I was out of this clinic for almost four months.
When I came back, I realized that everyone was unsettled and upset. Apparently, this clinic was closing, another one was opening in the same space, and many of the staff were leaving. There was one recurring theme amongst the worried staff and providers, as time ticked on, relentlessly, towards D-Day. What will happen to all these patients who will fall through the cracks?
The elderly. The disabled. The emotionally disturbed. The refugees. The ones who are medically illiterate. The ones who can’t read or write. The generations of families served in this clinic.
I was amazed at the love I saw, genuine love, from the hurting staff and providers. Over time, they have come to know these families and the needs of this underserved community. Our team has put their hearts and souls into the work they do. It’s more than work. It’s a mission, a calling. But now, as the clock keeps ticking, health care is becoming more of a business. And, with it, quality of care will suffer.

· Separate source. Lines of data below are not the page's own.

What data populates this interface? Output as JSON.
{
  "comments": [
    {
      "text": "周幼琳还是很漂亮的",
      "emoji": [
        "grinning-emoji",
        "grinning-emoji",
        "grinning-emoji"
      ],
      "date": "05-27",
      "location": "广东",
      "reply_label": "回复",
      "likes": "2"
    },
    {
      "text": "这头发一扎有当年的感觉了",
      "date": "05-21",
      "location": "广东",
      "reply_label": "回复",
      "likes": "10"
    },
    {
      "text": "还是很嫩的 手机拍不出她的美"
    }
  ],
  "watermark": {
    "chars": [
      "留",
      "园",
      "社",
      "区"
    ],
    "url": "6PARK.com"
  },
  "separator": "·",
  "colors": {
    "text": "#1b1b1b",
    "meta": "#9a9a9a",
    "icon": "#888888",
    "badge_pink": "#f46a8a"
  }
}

Will I be able to sleep at night knowing my elderly patient has probably moved to a shelter because no one picked up on the fact that she was overdue on rent as her grandson used the money to fund his drug habit? Last time, I was able to intervene and get Adult Protective Service involved. But now, my role will change, and I might not see her. She may be one of those patients who falls through the cracks.
For now, I count my blessings. I got a better-looking office, with a view and sunlight! And I still enjoy my job. It’s a job I know well, and the clock ticks real fast on a busy day.
My office is a stopping point for many who drop by to discuss their worries. I do my best to calm them down with my glass-is-half-full attitude. In this transition time with uncertainties, powerlessness and frustrations, one good thing is that, like all tough New Yorkers, we come together and weather all storms as a team.
Yonkers, New York